Once the catalogue of assets has been established, it is critical to work out how to keep the programme up to date. For example, categorising assets based on how critical they are to the business ensures they get the right level of attention. Providing and maintaining asset criticality data should simplify the process of managing and safeguarding assets in future.

Regain control of end-of-service components 

As software and hardware age, old versions fall to the wayside.

Once an accurate picture of the IT estate has been established, it can be mapped alongside each item’s life cycle to ensure that hardware and software continue to be supported by the original manufacturer and are proactively managed in terms of vulnerabilities and patching.

End-of-service components can introduce significant security risks, and proactive management should be sought to update or replace them to reduce the attack surface.

As a CIO, replacing out-of-date software is necessary over time, but it also has to be balanced against cost and what new services can be delivered. For some projects, it may be possible to mitigate those risks and use software for longer. For others, there will come a time when a replacement will need to be carried out. The alternative is to leave that software running, which can lead to future exploitation.
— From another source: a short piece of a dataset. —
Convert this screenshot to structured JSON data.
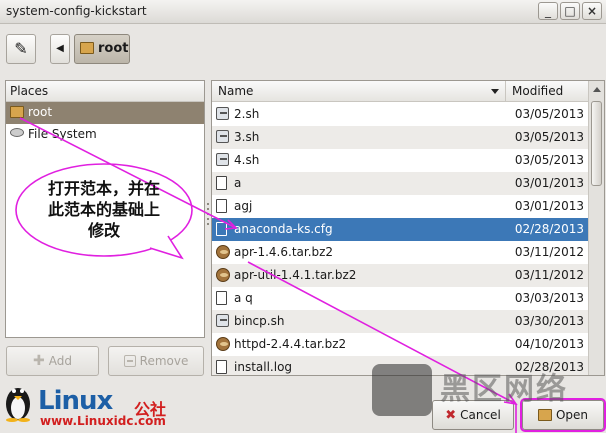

Get the holistic view

Asset management can be complex and focused on detail. As infrastructure is scaled up and more platforms are used to meet business needs, it is difficult to keep up with potential risks.

By asking the question, “What does my organisation look like from a hacker’s point of view?” a holistic view of the entire IT estate can be obtained. This practice of scanning for any internet-facing devices helps in understanding what attackers might observe and, most importantly, how they might exploit any vulnerabilities.

Attack surface management is contingent upon a strong asset management approach and takes this practice one step further by assessing the security levels of all of those identified assets. Like asset management, this should be a continuous process to discover, classify, and assess.

Getting a comprehensive understanding of every IT asset under control might seem like a level of detail too far. However, this should be a top priority for every CIO because without this, there is uneven ground to build on for the future. Investing in solutions that allow your organisation to better understand, track, and secure assets is critical to successfully reducing risk in your IT environment.